Entries from a dataset of interfaces
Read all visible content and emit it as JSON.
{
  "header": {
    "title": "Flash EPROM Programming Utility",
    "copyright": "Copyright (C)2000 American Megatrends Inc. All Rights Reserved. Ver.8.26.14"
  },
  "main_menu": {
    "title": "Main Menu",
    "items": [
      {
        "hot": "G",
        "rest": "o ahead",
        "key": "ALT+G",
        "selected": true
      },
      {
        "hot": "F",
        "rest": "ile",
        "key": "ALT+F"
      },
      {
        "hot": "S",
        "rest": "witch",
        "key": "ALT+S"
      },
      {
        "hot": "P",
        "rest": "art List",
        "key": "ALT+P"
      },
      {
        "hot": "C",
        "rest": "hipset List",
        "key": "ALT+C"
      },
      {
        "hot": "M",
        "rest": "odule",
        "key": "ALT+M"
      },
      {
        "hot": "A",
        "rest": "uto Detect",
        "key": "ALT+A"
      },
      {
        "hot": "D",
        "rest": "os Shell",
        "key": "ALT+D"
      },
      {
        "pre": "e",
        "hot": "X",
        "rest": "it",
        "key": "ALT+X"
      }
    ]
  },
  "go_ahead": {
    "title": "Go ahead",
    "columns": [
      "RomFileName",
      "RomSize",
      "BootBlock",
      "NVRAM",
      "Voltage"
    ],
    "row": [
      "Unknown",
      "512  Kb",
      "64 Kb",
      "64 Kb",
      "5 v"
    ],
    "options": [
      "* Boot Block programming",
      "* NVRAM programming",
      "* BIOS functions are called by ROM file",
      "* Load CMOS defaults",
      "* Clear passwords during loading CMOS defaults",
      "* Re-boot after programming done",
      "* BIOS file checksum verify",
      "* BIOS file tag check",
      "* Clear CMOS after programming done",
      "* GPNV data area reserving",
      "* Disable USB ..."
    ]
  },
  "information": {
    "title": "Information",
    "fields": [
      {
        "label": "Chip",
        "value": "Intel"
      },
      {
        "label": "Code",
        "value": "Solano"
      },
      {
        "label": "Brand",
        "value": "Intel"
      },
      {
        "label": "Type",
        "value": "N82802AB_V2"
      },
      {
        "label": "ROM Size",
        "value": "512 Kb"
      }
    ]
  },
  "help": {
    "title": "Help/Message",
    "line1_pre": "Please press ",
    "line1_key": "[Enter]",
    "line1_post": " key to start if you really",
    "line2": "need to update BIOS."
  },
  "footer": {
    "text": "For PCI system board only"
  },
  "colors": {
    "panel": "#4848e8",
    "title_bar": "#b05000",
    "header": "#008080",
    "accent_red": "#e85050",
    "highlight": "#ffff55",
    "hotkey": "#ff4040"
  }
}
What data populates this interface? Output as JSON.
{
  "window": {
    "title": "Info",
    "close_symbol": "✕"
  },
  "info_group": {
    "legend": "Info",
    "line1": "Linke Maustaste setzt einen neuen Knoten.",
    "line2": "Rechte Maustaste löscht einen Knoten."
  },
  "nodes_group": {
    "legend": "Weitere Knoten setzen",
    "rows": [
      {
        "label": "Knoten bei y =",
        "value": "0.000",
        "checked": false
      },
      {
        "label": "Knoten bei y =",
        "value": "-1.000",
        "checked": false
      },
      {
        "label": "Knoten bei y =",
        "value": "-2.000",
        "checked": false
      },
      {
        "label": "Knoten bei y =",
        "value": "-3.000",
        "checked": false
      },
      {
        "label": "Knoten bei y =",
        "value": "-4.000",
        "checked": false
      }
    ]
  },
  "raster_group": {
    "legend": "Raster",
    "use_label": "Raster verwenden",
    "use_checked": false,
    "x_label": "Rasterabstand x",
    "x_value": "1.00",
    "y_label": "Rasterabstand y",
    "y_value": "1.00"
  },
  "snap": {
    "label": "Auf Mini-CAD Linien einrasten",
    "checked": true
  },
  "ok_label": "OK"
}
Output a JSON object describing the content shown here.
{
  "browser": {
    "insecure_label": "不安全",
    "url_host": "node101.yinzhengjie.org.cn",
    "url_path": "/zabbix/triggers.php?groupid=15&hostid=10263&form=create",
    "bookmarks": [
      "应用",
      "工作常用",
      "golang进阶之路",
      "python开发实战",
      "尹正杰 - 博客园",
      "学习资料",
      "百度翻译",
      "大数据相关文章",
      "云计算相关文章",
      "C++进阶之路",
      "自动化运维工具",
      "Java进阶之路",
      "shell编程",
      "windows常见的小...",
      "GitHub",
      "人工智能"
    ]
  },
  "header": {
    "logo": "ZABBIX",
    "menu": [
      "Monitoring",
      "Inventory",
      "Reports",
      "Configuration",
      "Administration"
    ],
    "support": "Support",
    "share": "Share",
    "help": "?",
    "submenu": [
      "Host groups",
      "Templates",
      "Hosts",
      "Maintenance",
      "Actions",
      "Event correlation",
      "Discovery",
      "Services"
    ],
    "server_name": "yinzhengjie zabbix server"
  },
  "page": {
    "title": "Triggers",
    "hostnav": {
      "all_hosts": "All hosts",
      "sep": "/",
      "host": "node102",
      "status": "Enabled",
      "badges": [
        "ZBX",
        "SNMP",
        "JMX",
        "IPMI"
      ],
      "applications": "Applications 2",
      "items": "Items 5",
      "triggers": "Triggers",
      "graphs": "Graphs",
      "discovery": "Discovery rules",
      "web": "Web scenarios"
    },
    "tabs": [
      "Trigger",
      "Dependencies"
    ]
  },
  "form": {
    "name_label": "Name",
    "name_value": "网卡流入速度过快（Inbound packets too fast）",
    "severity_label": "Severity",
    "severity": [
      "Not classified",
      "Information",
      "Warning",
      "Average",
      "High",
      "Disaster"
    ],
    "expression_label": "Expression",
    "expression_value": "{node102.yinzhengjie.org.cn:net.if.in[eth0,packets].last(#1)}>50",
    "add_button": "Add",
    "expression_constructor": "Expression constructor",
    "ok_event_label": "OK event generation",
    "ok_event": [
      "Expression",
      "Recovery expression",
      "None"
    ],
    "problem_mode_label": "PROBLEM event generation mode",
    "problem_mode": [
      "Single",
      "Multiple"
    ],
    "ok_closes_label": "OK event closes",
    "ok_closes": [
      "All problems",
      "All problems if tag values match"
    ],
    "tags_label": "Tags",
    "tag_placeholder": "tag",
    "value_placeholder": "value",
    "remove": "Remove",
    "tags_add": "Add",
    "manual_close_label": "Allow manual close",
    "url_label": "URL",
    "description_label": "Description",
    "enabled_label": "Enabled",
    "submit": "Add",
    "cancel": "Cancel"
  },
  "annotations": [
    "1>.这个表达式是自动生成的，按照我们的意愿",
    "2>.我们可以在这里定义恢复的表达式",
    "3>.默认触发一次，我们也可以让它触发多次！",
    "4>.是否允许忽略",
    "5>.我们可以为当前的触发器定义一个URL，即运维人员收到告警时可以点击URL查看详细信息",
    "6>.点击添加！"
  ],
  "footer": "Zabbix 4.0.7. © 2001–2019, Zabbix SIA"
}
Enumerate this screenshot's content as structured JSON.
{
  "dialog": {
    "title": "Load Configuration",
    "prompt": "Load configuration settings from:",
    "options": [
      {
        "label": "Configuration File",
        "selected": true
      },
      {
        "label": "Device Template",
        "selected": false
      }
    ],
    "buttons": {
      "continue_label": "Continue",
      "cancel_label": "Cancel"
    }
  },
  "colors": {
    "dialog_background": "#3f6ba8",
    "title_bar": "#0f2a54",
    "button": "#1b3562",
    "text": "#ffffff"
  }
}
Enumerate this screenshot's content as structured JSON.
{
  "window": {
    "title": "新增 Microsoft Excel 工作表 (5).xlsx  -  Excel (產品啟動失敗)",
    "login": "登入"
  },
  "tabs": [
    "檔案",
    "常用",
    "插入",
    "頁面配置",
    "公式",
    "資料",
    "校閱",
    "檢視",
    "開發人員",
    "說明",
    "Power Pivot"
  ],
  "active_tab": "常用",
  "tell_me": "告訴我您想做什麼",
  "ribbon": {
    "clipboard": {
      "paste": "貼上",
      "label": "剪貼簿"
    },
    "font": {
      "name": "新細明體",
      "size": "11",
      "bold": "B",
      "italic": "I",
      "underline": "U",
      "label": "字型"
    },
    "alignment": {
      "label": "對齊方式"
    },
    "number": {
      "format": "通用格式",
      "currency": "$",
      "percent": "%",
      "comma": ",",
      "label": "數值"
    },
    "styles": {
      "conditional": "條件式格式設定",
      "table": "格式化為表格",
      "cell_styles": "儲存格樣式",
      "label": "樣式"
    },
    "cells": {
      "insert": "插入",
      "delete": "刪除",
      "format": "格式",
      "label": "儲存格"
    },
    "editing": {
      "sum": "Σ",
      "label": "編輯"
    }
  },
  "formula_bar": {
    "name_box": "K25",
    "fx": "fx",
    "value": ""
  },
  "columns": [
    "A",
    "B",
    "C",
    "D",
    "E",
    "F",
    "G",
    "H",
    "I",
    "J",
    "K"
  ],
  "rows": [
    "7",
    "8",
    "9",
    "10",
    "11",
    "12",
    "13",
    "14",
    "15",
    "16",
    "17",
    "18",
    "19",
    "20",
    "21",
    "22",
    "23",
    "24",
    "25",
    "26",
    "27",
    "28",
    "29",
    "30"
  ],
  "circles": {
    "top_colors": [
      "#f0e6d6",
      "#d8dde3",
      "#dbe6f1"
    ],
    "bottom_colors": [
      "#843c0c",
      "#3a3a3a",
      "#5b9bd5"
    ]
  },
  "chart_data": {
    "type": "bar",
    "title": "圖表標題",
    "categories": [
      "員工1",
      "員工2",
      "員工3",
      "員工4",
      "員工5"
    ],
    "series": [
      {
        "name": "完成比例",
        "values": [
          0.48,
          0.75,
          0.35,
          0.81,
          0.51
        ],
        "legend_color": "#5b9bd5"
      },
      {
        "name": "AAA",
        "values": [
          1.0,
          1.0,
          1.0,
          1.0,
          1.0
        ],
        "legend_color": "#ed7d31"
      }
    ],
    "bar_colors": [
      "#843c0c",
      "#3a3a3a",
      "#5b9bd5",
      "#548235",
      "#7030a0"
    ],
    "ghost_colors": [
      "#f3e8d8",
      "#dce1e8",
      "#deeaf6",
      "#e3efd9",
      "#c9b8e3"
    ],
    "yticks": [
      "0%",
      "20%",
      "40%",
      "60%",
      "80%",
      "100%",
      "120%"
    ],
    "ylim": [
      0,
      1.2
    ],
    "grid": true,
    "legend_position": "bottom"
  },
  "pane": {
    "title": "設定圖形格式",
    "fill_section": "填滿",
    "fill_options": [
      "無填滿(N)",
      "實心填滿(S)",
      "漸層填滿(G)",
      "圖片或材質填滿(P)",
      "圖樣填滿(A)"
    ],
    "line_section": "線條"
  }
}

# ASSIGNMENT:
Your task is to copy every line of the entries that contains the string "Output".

# EXERCISE ANSWER:
What data populates this interface? Output as JSON.
Output a JSON object describing the content shown here.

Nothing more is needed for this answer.